In 2003, Pastor Mbewe called me and told me of his church’s burden to plant churches in a number of towns within Zambia and two or more in neighboring countries, including Botswana. I did not even pause to pray about that possibility because for me it was a case of prayer answered.
I received overwhelming support from my family and friends to go into Botswana. That same year I applied for Kabwata Baptist Church sponsorship and I was called for interviews which went very well. On 18th January 2004, I was set aside for the Botswana work. Support would come from KBC and Lynnwood Baptist Church in Pretoria, South Africa, where Ronald Kalifungwa was pastor. On 1st April the following month, having quit my job, I was seconded to pastor a newly planted work in Mazabuka while waiting for work to begin in Botswana.
The following month permission to start meeting was verbally granted by the Botswana government. We started on 16th May 2004 in Gaborone with 5 families. One of those families was that of brother Monametsi Bahudi, who ,by the grace of God, is now serving as the Missionary Pastor of that church. I served there until 2007, when I handed over to Pastor Bonang Lekoba.
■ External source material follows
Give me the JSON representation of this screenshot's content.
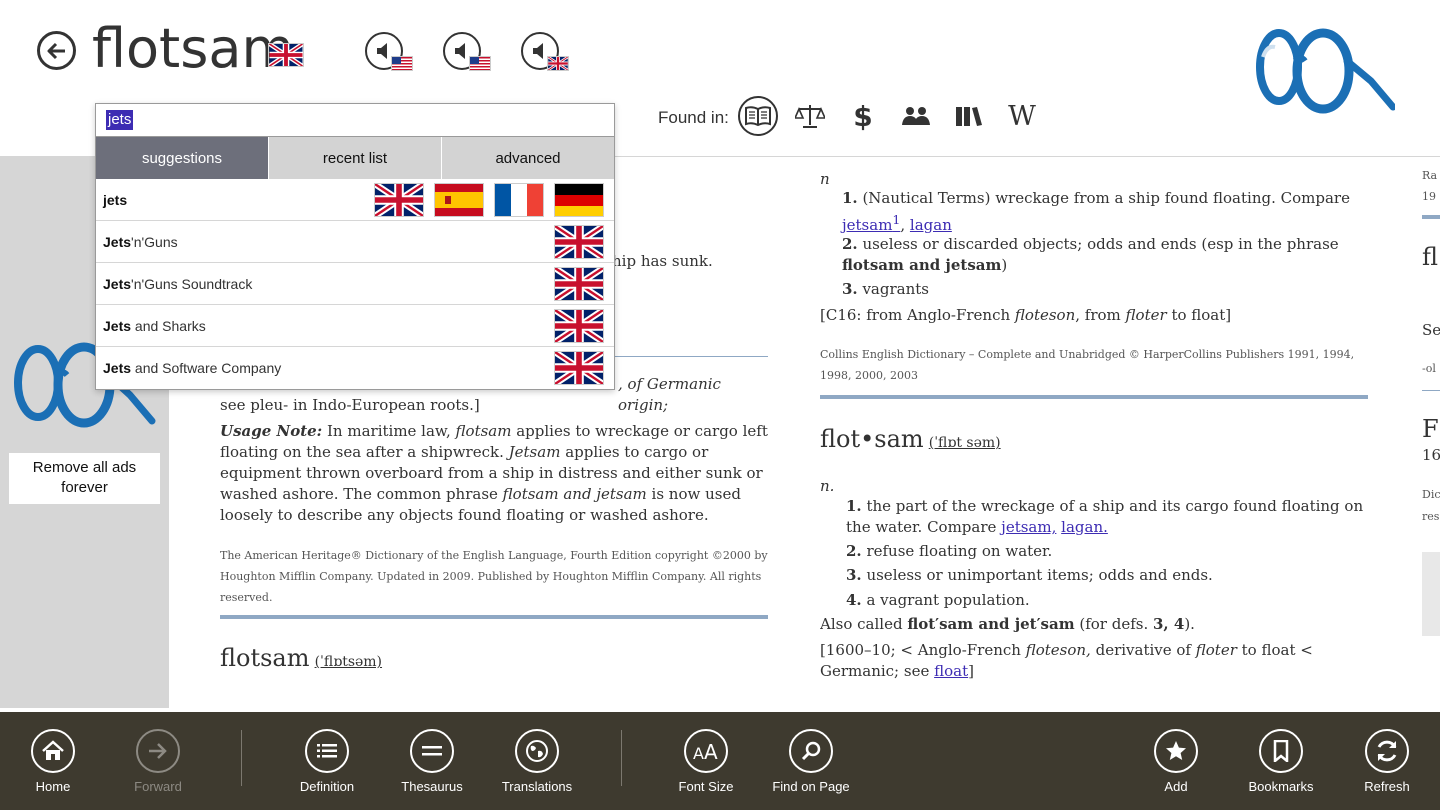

In 2008, I received a call to pastor Grace Reformed Baptist church in Windhoek, Namibia. For that purpose, in October 2009 I became an elder at Eastside Baptist Church which then, in turn, seconded me to Grace Reformed Baptist Church as missionary pastor. I served there until October 2011, when my work permit could not be renewed. In April 2012, my wife was appointed to serve as First Secretary Political at the Zambia High Commission in Delhi, India. During our time in India, I was once again privileged to serve as an elder at Grace Assembly, a Christian Brethren congregation.
THE BURDEN TO SERVE AS A MISSIONS COORDINATOR
I served as a missionary from April 2004 to October 2011. In fact, I was Kabwata Baptist Church’s first international missionary in Botswana and Namibia. However, prior to and during that same period, I had been seconded to Mazabuka for few months to man a newly planted work there, and to Fairview Reformed for a couple of years as interim pastor following the resignation of the serving minister. Before and after my missionary stint, I have also served as an elder at three churches in Zambia, Namibia, and India.
When I was sounded out by one of the KBC elders to apply for this job, I felt the opportunity was too good to resist, having worked as a missionary and church elder, along with acquired multicultural experience. Though I feel a sense of unworthiness to take up this challenge in my sixties, my passion for missions is stronger now than before. I feel I love my Lord more as I have grown older and wish now to humbly expend the last energies in this demanding calling.